_Exercise description_.
Would you copy the full listing that follows without changing a thing?

_Input for this task_.
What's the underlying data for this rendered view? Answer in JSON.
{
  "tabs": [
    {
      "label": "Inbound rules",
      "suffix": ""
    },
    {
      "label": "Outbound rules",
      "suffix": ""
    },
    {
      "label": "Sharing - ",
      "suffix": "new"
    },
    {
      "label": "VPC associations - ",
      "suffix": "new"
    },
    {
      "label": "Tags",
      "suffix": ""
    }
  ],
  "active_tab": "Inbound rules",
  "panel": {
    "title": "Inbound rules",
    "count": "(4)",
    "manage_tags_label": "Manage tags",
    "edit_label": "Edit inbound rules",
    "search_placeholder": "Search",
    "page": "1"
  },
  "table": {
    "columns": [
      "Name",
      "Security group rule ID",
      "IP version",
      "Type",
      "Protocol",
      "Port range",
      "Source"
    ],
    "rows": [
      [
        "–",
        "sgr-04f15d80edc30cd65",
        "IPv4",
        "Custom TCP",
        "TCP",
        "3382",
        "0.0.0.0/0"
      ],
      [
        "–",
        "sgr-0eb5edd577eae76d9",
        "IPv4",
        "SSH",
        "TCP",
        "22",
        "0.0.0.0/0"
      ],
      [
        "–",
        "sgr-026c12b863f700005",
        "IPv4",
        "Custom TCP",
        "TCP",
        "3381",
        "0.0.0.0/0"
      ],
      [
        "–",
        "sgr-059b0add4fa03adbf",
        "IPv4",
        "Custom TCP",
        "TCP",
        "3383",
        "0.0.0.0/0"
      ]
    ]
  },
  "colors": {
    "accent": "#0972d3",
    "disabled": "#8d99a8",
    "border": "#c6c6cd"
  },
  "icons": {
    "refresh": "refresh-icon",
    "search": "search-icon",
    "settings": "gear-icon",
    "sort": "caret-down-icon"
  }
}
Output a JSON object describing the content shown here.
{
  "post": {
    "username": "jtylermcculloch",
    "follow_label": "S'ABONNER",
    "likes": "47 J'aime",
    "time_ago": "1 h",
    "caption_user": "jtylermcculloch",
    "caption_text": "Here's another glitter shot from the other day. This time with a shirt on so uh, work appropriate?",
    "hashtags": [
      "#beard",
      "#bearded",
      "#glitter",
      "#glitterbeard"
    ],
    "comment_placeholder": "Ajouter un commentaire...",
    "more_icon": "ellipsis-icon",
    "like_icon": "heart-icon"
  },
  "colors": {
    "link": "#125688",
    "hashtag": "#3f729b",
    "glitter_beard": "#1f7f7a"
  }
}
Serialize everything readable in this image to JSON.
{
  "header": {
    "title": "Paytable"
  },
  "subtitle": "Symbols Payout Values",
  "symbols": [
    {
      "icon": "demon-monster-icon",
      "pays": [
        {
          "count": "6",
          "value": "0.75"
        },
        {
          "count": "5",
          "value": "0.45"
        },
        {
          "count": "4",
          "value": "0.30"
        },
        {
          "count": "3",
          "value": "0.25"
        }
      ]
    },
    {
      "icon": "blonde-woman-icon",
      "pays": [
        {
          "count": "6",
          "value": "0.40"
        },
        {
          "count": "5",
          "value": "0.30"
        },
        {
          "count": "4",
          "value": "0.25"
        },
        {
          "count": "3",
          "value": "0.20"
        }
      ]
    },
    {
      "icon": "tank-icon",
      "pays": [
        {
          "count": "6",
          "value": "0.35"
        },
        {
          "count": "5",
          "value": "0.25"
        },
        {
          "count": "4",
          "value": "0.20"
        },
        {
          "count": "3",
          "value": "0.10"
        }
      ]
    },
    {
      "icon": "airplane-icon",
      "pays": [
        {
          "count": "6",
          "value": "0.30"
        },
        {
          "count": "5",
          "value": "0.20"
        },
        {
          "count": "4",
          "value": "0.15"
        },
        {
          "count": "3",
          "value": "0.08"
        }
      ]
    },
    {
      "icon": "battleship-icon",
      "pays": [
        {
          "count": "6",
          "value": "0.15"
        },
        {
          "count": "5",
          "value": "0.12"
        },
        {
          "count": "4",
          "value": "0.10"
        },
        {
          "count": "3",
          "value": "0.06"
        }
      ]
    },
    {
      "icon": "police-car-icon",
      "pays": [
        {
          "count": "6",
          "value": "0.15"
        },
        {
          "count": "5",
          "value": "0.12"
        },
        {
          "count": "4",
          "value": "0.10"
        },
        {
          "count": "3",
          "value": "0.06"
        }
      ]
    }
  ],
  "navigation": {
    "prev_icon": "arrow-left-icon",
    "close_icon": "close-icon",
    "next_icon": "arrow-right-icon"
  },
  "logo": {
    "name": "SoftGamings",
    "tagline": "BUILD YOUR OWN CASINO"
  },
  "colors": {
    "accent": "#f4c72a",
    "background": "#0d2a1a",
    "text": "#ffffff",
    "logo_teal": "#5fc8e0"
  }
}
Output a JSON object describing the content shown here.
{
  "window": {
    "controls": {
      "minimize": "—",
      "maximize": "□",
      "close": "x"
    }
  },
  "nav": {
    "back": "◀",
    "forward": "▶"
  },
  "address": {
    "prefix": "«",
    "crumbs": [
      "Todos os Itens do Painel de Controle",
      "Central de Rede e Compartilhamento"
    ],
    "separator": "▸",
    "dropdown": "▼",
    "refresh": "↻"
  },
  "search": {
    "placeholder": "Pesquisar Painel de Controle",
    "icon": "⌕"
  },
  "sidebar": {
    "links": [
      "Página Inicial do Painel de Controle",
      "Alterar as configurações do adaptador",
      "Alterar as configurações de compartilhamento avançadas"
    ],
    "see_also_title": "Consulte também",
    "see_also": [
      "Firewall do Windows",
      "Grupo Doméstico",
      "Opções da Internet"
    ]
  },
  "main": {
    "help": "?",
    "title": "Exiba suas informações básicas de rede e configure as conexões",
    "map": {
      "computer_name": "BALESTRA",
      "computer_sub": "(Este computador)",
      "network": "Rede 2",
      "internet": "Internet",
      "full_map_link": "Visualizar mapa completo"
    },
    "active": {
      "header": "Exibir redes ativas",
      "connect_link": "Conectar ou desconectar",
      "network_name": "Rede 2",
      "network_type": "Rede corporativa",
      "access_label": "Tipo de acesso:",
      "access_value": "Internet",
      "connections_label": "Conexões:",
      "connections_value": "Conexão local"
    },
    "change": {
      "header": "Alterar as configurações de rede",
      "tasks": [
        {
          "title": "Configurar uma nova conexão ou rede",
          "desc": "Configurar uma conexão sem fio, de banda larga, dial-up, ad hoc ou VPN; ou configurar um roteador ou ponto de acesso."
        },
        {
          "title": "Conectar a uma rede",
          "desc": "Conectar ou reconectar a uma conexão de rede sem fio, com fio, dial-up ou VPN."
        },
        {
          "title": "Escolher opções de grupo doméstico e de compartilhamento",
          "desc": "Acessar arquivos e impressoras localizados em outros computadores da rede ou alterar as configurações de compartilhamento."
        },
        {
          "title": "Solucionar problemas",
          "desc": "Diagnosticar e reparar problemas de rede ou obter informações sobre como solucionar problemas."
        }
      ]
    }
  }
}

_Written solution_.
What's the underlying data for this rendered view? Answer in JSON.
{
  "tabs": [
    {
      "label": "Inbound rules",
      "suffix": ""
    },
    {
      "label": "Outbound rules",
      "suffix": ""
    },
    {
      "label": "Sharing - ",
      "suffix": "new"
    },
    {
      "label": "VPC associations - ",
      "suffix": "new"
    },
    {
      "label": "Tags",
      "suffix": ""
    }
  ],
  "active_tab": "Inbound rules",
  "panel": {
    "title": "Inbound rules",
    "count": "(4)",
    "manage_tags_label": "Manage tags",
    "edit_label": "Edit inbound rules",
    "search_placeholder": "Search",
    "page": "1"
  },
  "table": {
    "columns": [
      "Name",
      "Security group rule ID",
      "IP version",
      "Type",
      "Protocol",
      "Port range",
      "Source"
    ],
    "rows": [
      [
        "–",
        "sgr-04f15d80edc30cd65",
        "IPv4",
        "Custom TCP",
        "TCP",
        "3382",
        "0.0.0.0/0"
      ],
      [
        "–",
        "sgr-0eb5edd577eae76d9",
        "IPv4",
        "SSH",
        "TCP",
        "22",
        "0.0.0.0/0"
      ],
      [
        "–",
        "sgr-026c12b863f700005",
        "IPv4",
        "Custom TCP",
        "TCP",
        "3381",
        "0.0.0.0/0"
      ],
      [
        "–",
        "sgr-059b0add4fa03adbf",
        "IPv4",
        "Custom TCP",
        "TCP",
        "3383",
        "0.0.0.0/0"
      ]
    ]
  },
  "colors": {
    "accent": "#0972d3",
    "disabled": "#8d99a8",
    "border": "#c6c6cd"
  },
  "icons": {
    "refresh": "refresh-icon",
    "search": "search-icon",
    "settings": "gear-icon",
    "sort": "caret-down-icon"
  }
}
Output a JSON object describing the content shown here.
{
  "post": {
    "username": "jtylermcculloch",
    "follow_label": "S'ABONNER",
    "likes": "47 J'aime",
    "time_ago": "1 h",
    "caption_user": "jtylermcculloch",
    "caption_text": "Here's another glitter shot from the other day. This time with a shirt on so uh, work appropriate?",
    "hashtags": [
      "#beard",
      "#bearded",
      "#glitter",
      "#glitterbeard"
    ],
    "comment_placeholder": "Ajouter un commentaire...",
    "more_icon": "ellipsis-icon",
    "like_icon": "heart-icon"
  },
  "colors": {
    "link": "#125688",
    "hashtag": "#3f729b",
    "glitter_beard": "#1f7f7a"
  }
}
Serialize everything readable in this image to JSON.
{
  "header": {
    "title": "Paytable"
  },
  "subtitle": "Symbols Payout Values",
  "symbols": [
    {
      "icon": "demon-monster-icon",
      "pays": [
        {
          "count": "6",
          "value": "0.75"
        },
        {
          "count": "5",
          "value": "0.45"
        },
        {
          "count": "4",
          "value": "0.30"
        },
        {
          "count": "3",
          "value": "0.25"
        }
      ]
    },
    {
      "icon": "blonde-woman-icon",
      "pays": [
        {
          "count": "6",
          "value": "0.40"
        },
        {
          "count": "5",
          "value": "0.30"
        },
        {
          "count": "4",
          "value": "0.25"
        },
        {
          "count": "3",
          "value": "0.20"
        }
      ]
    },
    {
      "icon": "tank-icon",
      "pays": [
        {
          "count": "6",
          "value": "0.35"
        },
        {
          "count": "5",
          "value": "0.25"
        },
        {
          "count": "4",
          "value": "0.20"
        },
        {
          "count": "3",
          "value": "0.10"
        }
      ]
    },
    {
      "icon": "airplane-icon",
      "pays": [
        {
          "count": "6",
          "value": "0.30"
        },
        {
          "count": "5",
          "value": "0.20"
        },
        {
          "count": "4",
          "value": "0.15"
        },
        {
          "count": "3",
          "value": "0.08"
        }
      ]
    },
    {
      "icon": "battleship-icon",
      "pays": [
        {
          "count": "6",
          "value": "0.15"
        },
        {
          "count": "5",
          "value": "0.12"
        },
        {
          "count": "4",
          "value": "0.10"
        },
        {
          "count": "3",
          "value": "0.06"
        }
      ]
    },
    {
      "icon": "police-car-icon",
      "pays": [
        {
          "count": "6",
          "value": "0.15"
        },
        {
          "count": "5",
          "value": "0.12"
        },
        {
          "count": "4",
          "value": "0.10"
        },
        {
          "count": "3",
          "value": "0.06"
        }
      ]
    }
  ],
  "navigation": {
    "prev_icon": "arrow-left-icon",
    "close_icon": "close-icon",
    "next_icon": "arrow-right-icon"
  },
  "logo": {
    "name": "SoftGamings",
    "tagline": "BUILD YOUR OWN CASINO"
  },
  "colors": {
    "accent": "#f4c72a",
    "background": "#0d2a1a",
    "text": "#ffffff",
    "logo_teal": "#5fc8e0"
  }
}
Output a JSON object describing the content shown here.
{
  "window": {
    "controls": {
      "minimize": "—",
      "maximize": "□",
      "close": "x"
    }
  },
  "nav": {
    "back": "◀",
    "forward": "▶"
  },
  "address": {
    "prefix": "«",
    "crumbs": [
      "Todos os Itens do Painel de Controle",
      "Central de Rede e Compartilhamento"
    ],
    "separator": "▸",
    "dropdown": "▼",
    "refresh": "↻"
  },
  "search": {
    "placeholder": "Pesquisar Painel de Controle",
    "icon": "⌕"
  },
  "sidebar": {
    "links": [
      "Página Inicial do Painel de Controle",
      "Alterar as configurações do adaptador",
      "Alterar as configurações de compartilhamento avançadas"
    ],
    "see_also_title": "Consulte também",
    "see_also": [
      "Firewall do Windows",
      "Grupo Doméstico",
      "Opções da Internet"
    ]
  },
  "main": {
    "help": "?",
    "title": "Exiba suas informações básicas de rede e configure as conexões",
    "map": {
      "computer_name": "BALESTRA",
      "computer_sub": "(Este computador)",
      "network": "Rede 2",
      "internet": "Internet",
      "full_map_link": "Visualizar mapa completo"
    },
    "active": {
      "header": "Exibir redes ativas",
      "connect_link": "Conectar ou desconectar",
      "network_name": "Rede 2",
      "network_type": "Rede corporativa",
      "access_label": "Tipo de acesso:",
      "access_value": "Internet",
      "connections_label": "Conexões:",
      "connections_value": "Conexão local"
    },
    "change": {
      "header": "Alterar as configurações de rede",
      "tasks": [
        {
          "title": "Configurar uma nova conexão ou rede",
          "desc": "Configurar uma conexão sem fio, de banda larga, dial-up, ad hoc ou VPN; ou configurar um roteador ou ponto de acesso."
        },
        {
          "title": "Conectar a uma rede",
          "desc": "Conectar ou reconectar a uma conexão de rede sem fio, com fio, dial-up ou VPN."
        },
        {
          "title": "Escolher opções de grupo doméstico e de compartilhamento",
          "desc": "Acessar arquivos e impressoras localizados em outros computadores da rede ou alterar as configurações de compartilhamento."
        },
        {
          "title": "Solucionar problemas",
          "desc": "Diagnosticar e reparar problemas de rede ou obter informações sobre como solucionar problemas."
        }
      ]
    }
  }
}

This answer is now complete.